3. The opinion of the court seems to regard the controversy as resolved when it concludes, correctly in my view, that in this case the landlord's interest obligation does not have to be met by the level of rents allowed by the board. The landlord has argued, however, that if a 9% return on the fair market value of its property is not required constitutionally, there is a level of return which must be allowed in order to avoid a confiscatory return on his investment. The opinion of the court does not consider whether the *643 facts show that there is confiscation as the result of the agency approved rent level.
If that analysis were made, as I believe it should be, the result reached by the court would be unchanged because the landlord has not proved confiscation. A return of 6.8% was allowed by the board. That return was apparently the return allowed when rent control came into effect and was valid presumptively. On February 1, 1972, the rent control board allowed a rent adjustment based on a return of 6.8%. The landlord has neither proved that the initial return was inappropriate nor that changes have occurred which require an adjustment in that 6.8% return. Consequently, both in making an independent analysis of the ultimate facts and in assessing whether there was substantial evidence to support the rent control board's decision, I conclude that there is no ground for reversing the board's decision.NOTES
 Various tenants of the plaintiff Zussman.
 The board reduced this rate to 6.1% because it found a lack of ordinary maintenance and repair.
 As we observed in the Sherman case at 11 n. 10, "The limited judicial review does not exclude the court's remanding a case to a board for further hearings and findings where the board record is inadequate."
 The board's figure was 37 1/2% higher than the assessed value of $400,000. Regulation § 1 (d) of the board allows the board to find a fair market value in excess of assessed value where "more appropriate to the circumstances of the case."
 $680,000 purchase price plus $20,000 broker's fee.
 The property had been previously purchased by Louis Glazer for $600,000 in July, 1971. The plaintiff bought the building from Glazer in September. 1972, at a total cost of $700,000. At the time of the plaintiff's purchase, Glazer was being permitted a 6.8% rate of return on his $600,000 investment.
 The $700,000 mortgage covered the purchase price plus broker's fee.
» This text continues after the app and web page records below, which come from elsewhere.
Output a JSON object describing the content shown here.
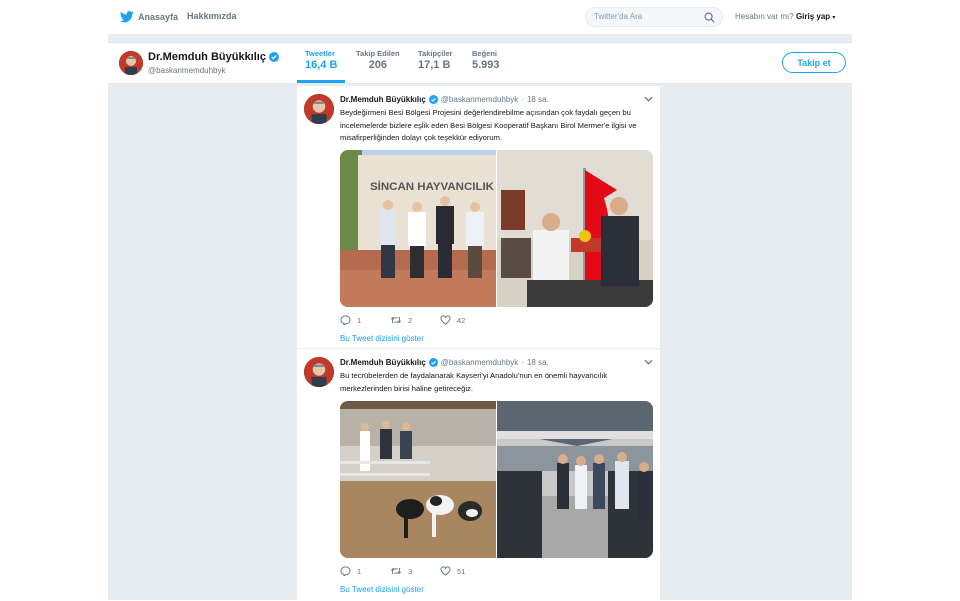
{
  "nav": {
    "home_label": "Anasayfa",
    "about_label": "Hakkımızda"
  },
  "search": {
    "placeholder": "Twitter'da Ara"
  },
  "login": {
    "prompt": "Hesabın var mı?",
    "action": "Giriş yap"
  },
  "profile": {
    "name": "Dr.Memduh Büyükkılıç",
    "handle": "@baskanmemduhbyk",
    "follow_label": "Takip et",
    "stats": [
      {
        "label": "Tweetler",
        "value": "16,4 B"
      },
      {
        "label": "Takip Edilen",
        "value": "206"
      },
      {
        "label": "Takipçiler",
        "value": "17,1 B"
      },
      {
        "label": "Beğeni",
        "value": "5.993"
      }
    ]
  },
  "tweets": [
    {
      "name": "Dr.Memduh Büyükkılıç",
      "handle": "@baskanmemduhbyk",
      "time": "18 sa.",
      "text": "Beydeğirmeni Besi Bölgesi Projesini değerlendirebilme açısından çok faydalı geçen bu incelemelerde bizlere eşlik eden Besi Bölgesi Kooperatif Başkanı Birol Mermer'e ilgisi ve misafirperliğinden dolayı çok teşekkür ediyorum.",
      "sign_text": "SİNCAN HAYVANCILIK",
      "replies": "1",
      "retweets": "2",
      "likes": "42",
      "show_thread": "Bu Tweet dizisini göster"
    },
    {
      "name": "Dr.Memduh Büyükkılıç",
      "handle": "@baskanmemduhbyk",
      "time": "18 sa.",
      "text": "Bu tecrübelerden de faydalanarak Kayseri'yi Anadolu'nun en önemli hayvancılık merkezlerinden birisi haline getireceğiz.",
      "replies": "1",
      "retweets": "3",
      "likes": "51",
      "show_thread": "Bu Tweet dizisini göster"
    }
  ],
  "colors": {
    "accent": "#1da1f2",
    "background": "#e6ecf0",
    "text_secondary": "#657786"
  }
}
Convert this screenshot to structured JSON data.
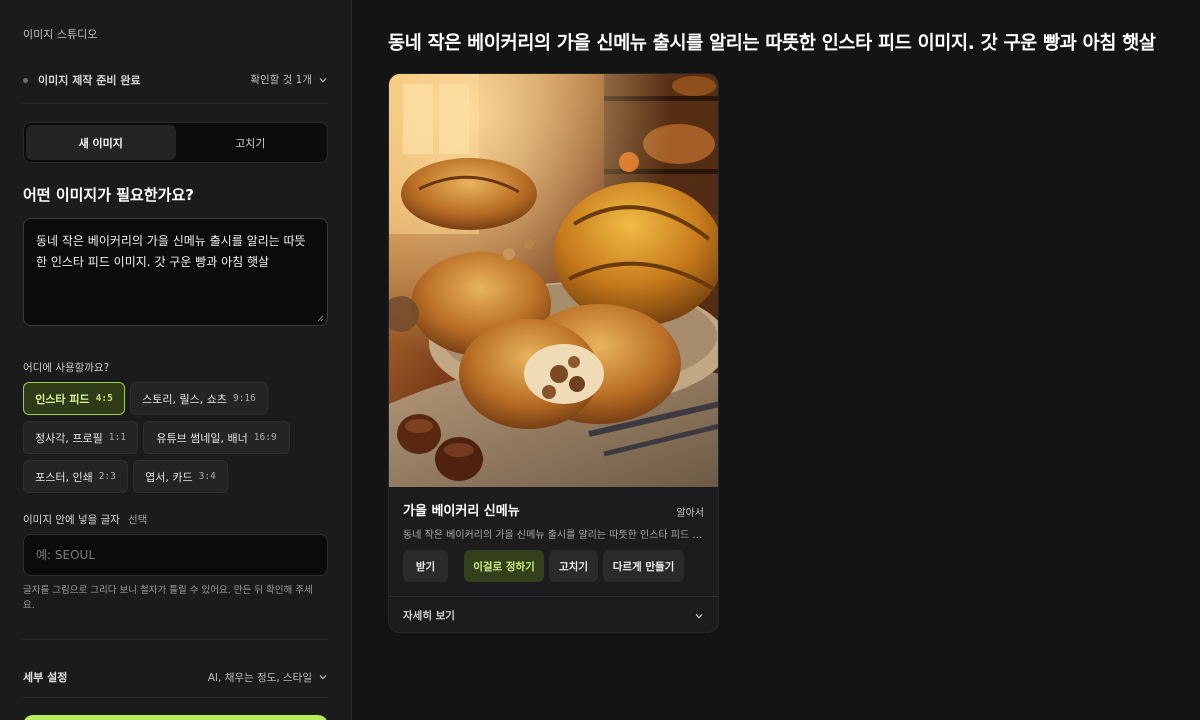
{
  "sidebar": {
    "studio_title": "이미지 스튜디오",
    "status": {
      "label": "이미지 제작 준비 완료",
      "check_label": "확인할 것 1개"
    },
    "mode_tabs": [
      {
        "label": "새 이미지",
        "active": true
      },
      {
        "label": "고치기",
        "active": false
      }
    ],
    "question": "어떤 이미지가 필요한가요?",
    "prompt_value": "동네 작은 베이커리의 가을 신메뉴 출시를 알리는 따뜻한 인스타 피드 이미지. 갓 구운 빵과 아침 햇살",
    "usage_label": "어디에 사용할까요?",
    "usage_options": [
      {
        "label": "인스타 피드",
        "ratio": "4:5",
        "selected": true
      },
      {
        "label": "스토리, 릴스, 쇼츠",
        "ratio": "9:16",
        "selected": false
      },
      {
        "label": "정사각, 프로필",
        "ratio": "1:1",
        "selected": false
      },
      {
        "label": "유튜브 썸네일, 배너",
        "ratio": "16:9",
        "selected": false
      },
      {
        "label": "포스터, 인쇄",
        "ratio": "2:3",
        "selected": false
      },
      {
        "label": "엽서, 카드",
        "ratio": "3:4",
        "selected": false
      }
    ],
    "text_label": "이미지 안에 넣을 글자",
    "text_optional": "선택",
    "text_placeholder": "예: SEOUL",
    "text_hint": "글자를 그림으로 그리다 보니 철자가 틀릴 수 있어요. 만든 뒤 확인해 주세요.",
    "detail_label": "세부 설정",
    "detail_summary": "AI, 채우는 정도, 스타일"
  },
  "main": {
    "headline": "동네 작은 베이커리의 가을 신메뉴 출시를 알리는 따뜻한 인스타 피드 이미지. 갓 구운 빵과 아침 햇살",
    "card": {
      "title": "가을 베이커리 신메뉴",
      "mode": "알아서",
      "description": "동네 작은 베이커리의 가을 신메뉴 출시를 알리는 따뜻한 인스타 피드 이미지. 갓 구운 빵과 아침 햇살",
      "actions": {
        "download": "받기",
        "choose": "이걸로 정하기",
        "edit": "고치기",
        "variant": "다르게 만들기"
      },
      "detail_toggle": "자세히 보기"
    }
  },
  "colors": {
    "accent": "#b8ec5b",
    "selected_chip_border": "#9fcf3a",
    "background": "#141414",
    "sidebar": "#1b1b1c"
  }
}
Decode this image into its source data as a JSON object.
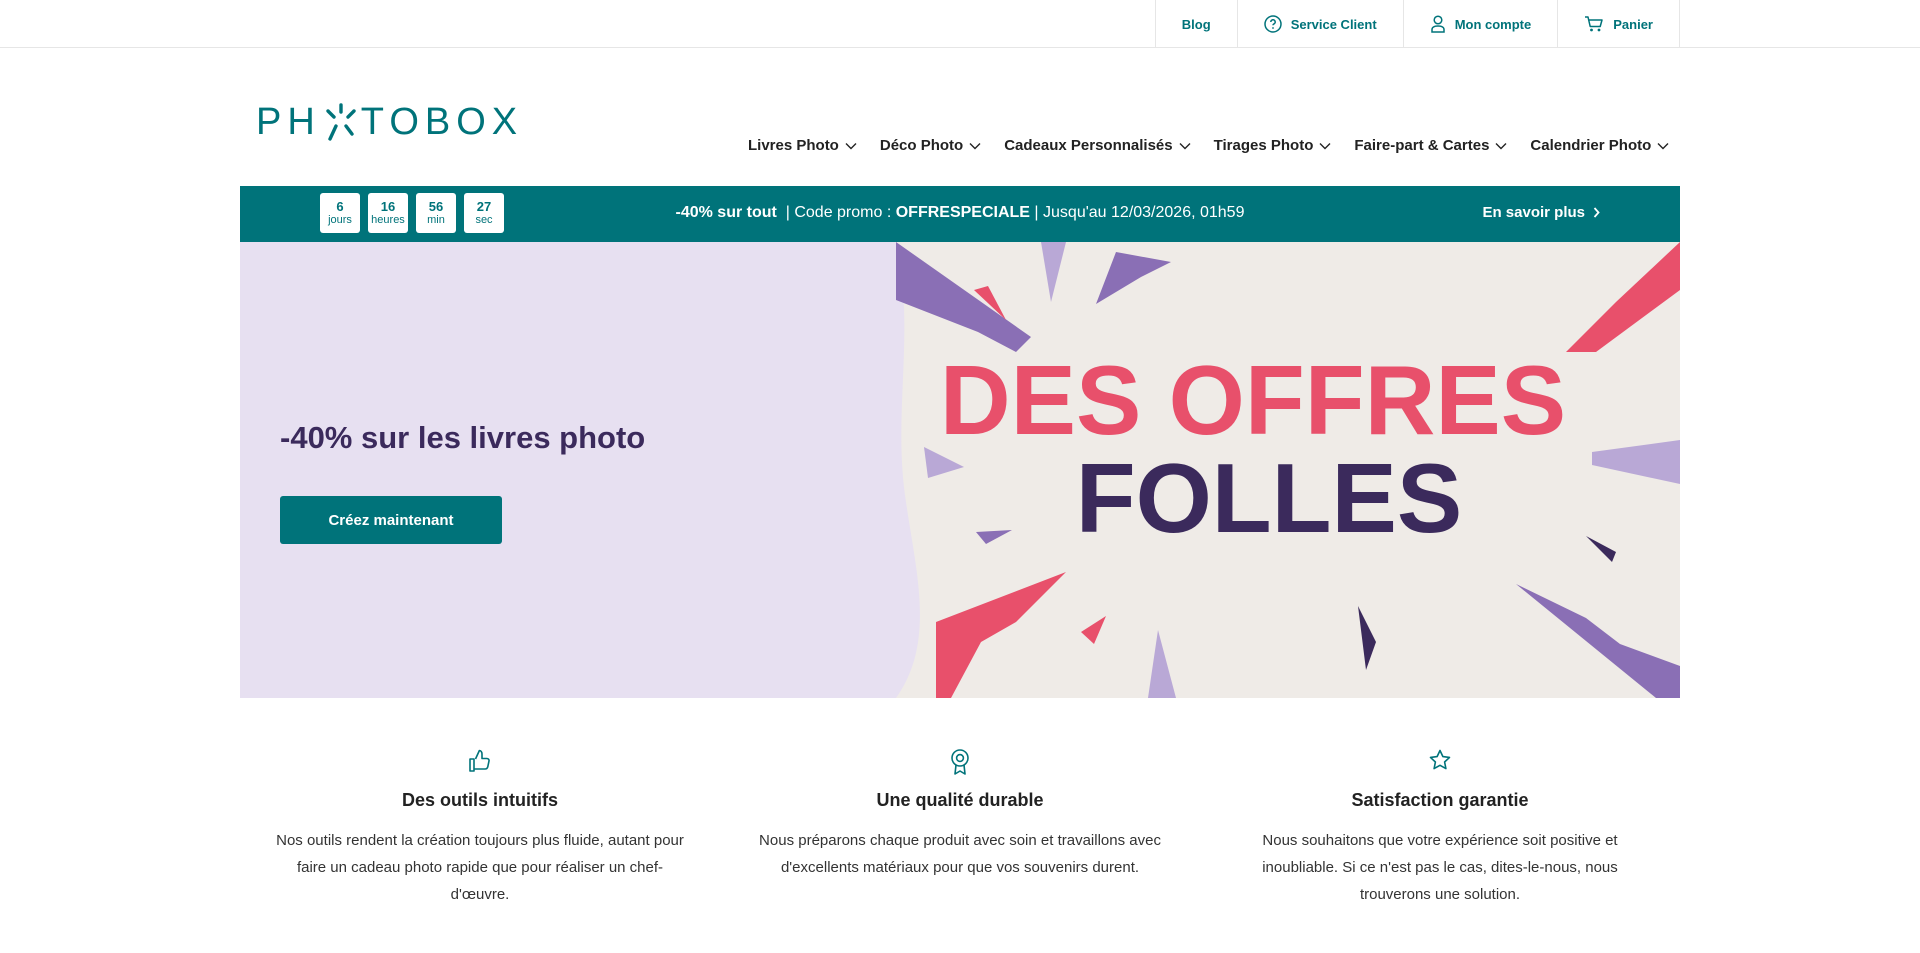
{
  "util_nav": {
    "blog": "Blog",
    "service": "Service Client",
    "account": "Mon compte",
    "cart": "Panier"
  },
  "logo": {
    "text": "PHOTOBOX",
    "left": "PH",
    "right": "TOBOX"
  },
  "main_nav": [
    "Livres Photo",
    "Déco Photo",
    "Cadeaux Personnalisés",
    "Tirages Photo",
    "Faire-part & Cartes",
    "Calendrier Photo"
  ],
  "promo": {
    "countdown": [
      {
        "value": "6",
        "unit": "jours"
      },
      {
        "value": "16",
        "unit": "heures"
      },
      {
        "value": "56",
        "unit": "min"
      },
      {
        "value": "27",
        "unit": "sec"
      }
    ],
    "headline": "-40% sur tout",
    "code_label": "| Code promo :",
    "code": "OFFRESPECIALE",
    "deadline": "| Jusqu'au 12/03/2026, 01h59",
    "link": "En savoir plus"
  },
  "hero": {
    "title": "-40% sur les livres photo",
    "cta": "Créez maintenant",
    "art_line1": "DES OFFRES",
    "art_line2": "FOLLES"
  },
  "features": [
    {
      "icon": "thumbs-up-icon",
      "title": "Des outils intuitifs",
      "text": "Nos outils rendent la création toujours plus fluide, autant pour faire un cadeau photo rapide que pour réaliser un chef-d'œuvre."
    },
    {
      "icon": "award-badge-icon",
      "title": "Une qualité durable",
      "text": "Nous préparons chaque produit avec soin et travaillons avec d'excellents matériaux pour que vos souvenirs durent."
    },
    {
      "icon": "star-icon",
      "title": "Satisfaction garantie",
      "text": "Nous souhaitons que votre expérience soit positive et inoubliable. Si ce n'est pas le cas, dites-le-nous, nous trouverons une solution."
    }
  ],
  "colors": {
    "brand_teal": "#00737a",
    "hero_lavender": "#e7e0f1",
    "art_pink": "#e8506b",
    "art_purple": "#3b2a5c",
    "art_violet": "#8a6fb5"
  }
}
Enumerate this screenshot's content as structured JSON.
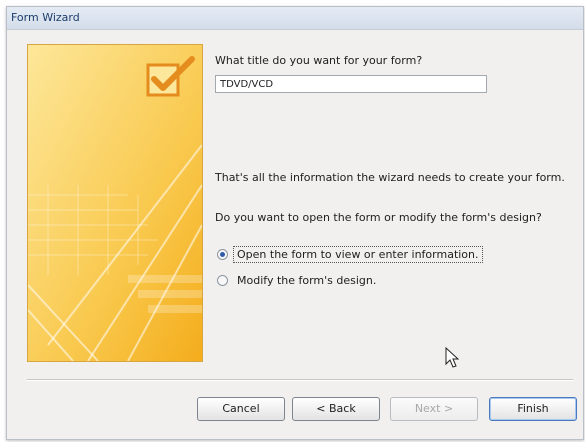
{
  "window": {
    "title": "Form Wizard"
  },
  "prompt": "What title do you want for your form?",
  "title_input": {
    "value": "TDVD/VCD"
  },
  "info_text": "That's all the information the wizard needs to create your form.",
  "question": "Do you want to open the form or modify the form's design?",
  "options": [
    {
      "label": "Open the form to view or enter information.",
      "selected": true
    },
    {
      "label": "Modify the form's design.",
      "selected": false
    }
  ],
  "buttons": {
    "cancel": "Cancel",
    "back": "< Back",
    "next": "Next >",
    "finish": "Finish"
  },
  "colors": {
    "art_light": "#fbe38c",
    "art_dark": "#f5b21f",
    "check": "#e48d1e",
    "accent": "#2f5ba8"
  },
  "icons": [
    "checkmark-icon",
    "mouse-cursor-icon"
  ]
}
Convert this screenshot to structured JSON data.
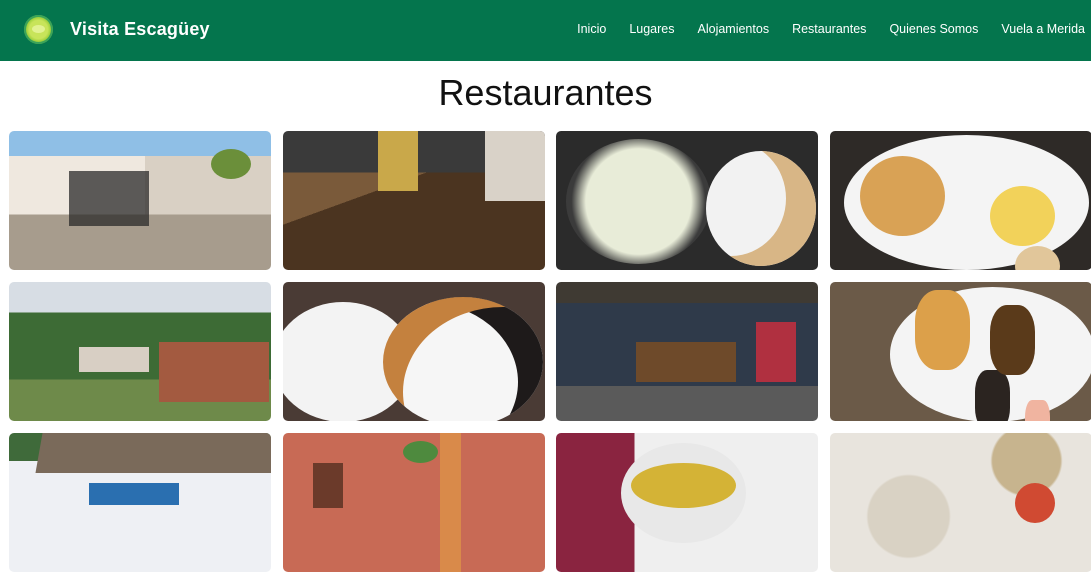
{
  "header": {
    "brand": "Visita Escagüey",
    "background_color": "#04754d",
    "nav": [
      "Inicio",
      "Lugares",
      "Alojamientos",
      "Restaurantes",
      "Quienes Somos",
      "Vuela a Merida"
    ]
  },
  "page": {
    "title": "Restaurantes"
  },
  "gallery": {
    "images": [
      "restaurant-exterior-cafe",
      "restaurant-interior-wooden-tables",
      "soup-with-arepas",
      "breakfast-plate-eggs-avocado",
      "mountain-village-houses",
      "two-plates-pabellon-dishes",
      "rustic-dining-room-interior",
      "breakfast-plate-arepas-beans",
      "el-baquiano-restaurant-sign",
      "colonial-red-corridor",
      "yellow-soup-bowl",
      "dish-with-tomato-garnish"
    ]
  }
}
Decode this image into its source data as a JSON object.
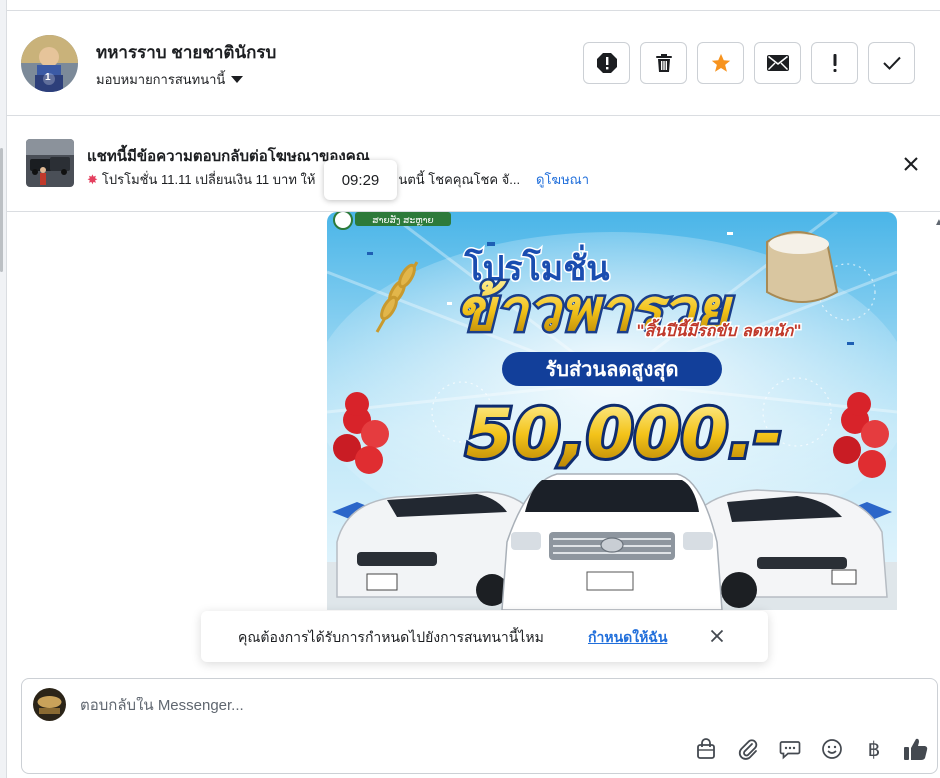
{
  "header": {
    "contact_name": "ทหารราบ ชายชาตินักรบ",
    "assign_label": "มอบหมายการสนทนานี้",
    "avatar_badge": "1",
    "actions": [
      {
        "name": "spam-button",
        "icon": "octagon-alert-icon"
      },
      {
        "name": "delete-button",
        "icon": "trash-icon"
      },
      {
        "name": "star-button",
        "icon": "star-icon"
      },
      {
        "name": "mark-unread-button",
        "icon": "envelope-icon"
      },
      {
        "name": "follow-up-button",
        "icon": "exclamation-icon"
      },
      {
        "name": "mark-done-button",
        "icon": "checkmark-icon"
      }
    ],
    "colors": {
      "star": "#f7931e"
    }
  },
  "ad_banner": {
    "title": "แชทนี้มีข้อความตอบกลับต่อโฆษณาของคุณ",
    "description_start": "โปรโมชั่น 11.11 เปลี่ยนเงิน 11 บาท ให้",
    "description_end": "นตนี้ โชคคุณโชค จั...",
    "view_ad": "ดูโฆษณา",
    "burst_icon": "sparkle-burst-icon"
  },
  "tooltip": {
    "time": "09:29"
  },
  "promo": {
    "logo_text": "ສາຍສັງ ສະຫຼາຍ",
    "headline_small": "โปรโมชั่น",
    "headline_big": "ข้าวพารวย",
    "tagline": "\"สิ้นปีนี้มีรถขับ ลดหนัก\"",
    "discount_label": "รับส่วนลดสูงสุด",
    "amount": "50,000.-"
  },
  "assign_prompt": {
    "question": "คุณต้องการได้รับการกำหนดไปยังการสนทนานี้ไหม",
    "link": "กำหนดให้ฉัน"
  },
  "composer": {
    "placeholder": "ตอบกลับใน Messenger...",
    "tools": [
      "shopping-bag-icon",
      "paperclip-icon",
      "saved-reply-icon",
      "emoji-icon",
      "baht-icon",
      "thumbs-up-icon"
    ],
    "baht_symbol": "฿"
  }
}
 I put aside, as not involved here, the possibility of a constitutional right to evidentiary hearing as a result of evidence becoming available after the agency determination.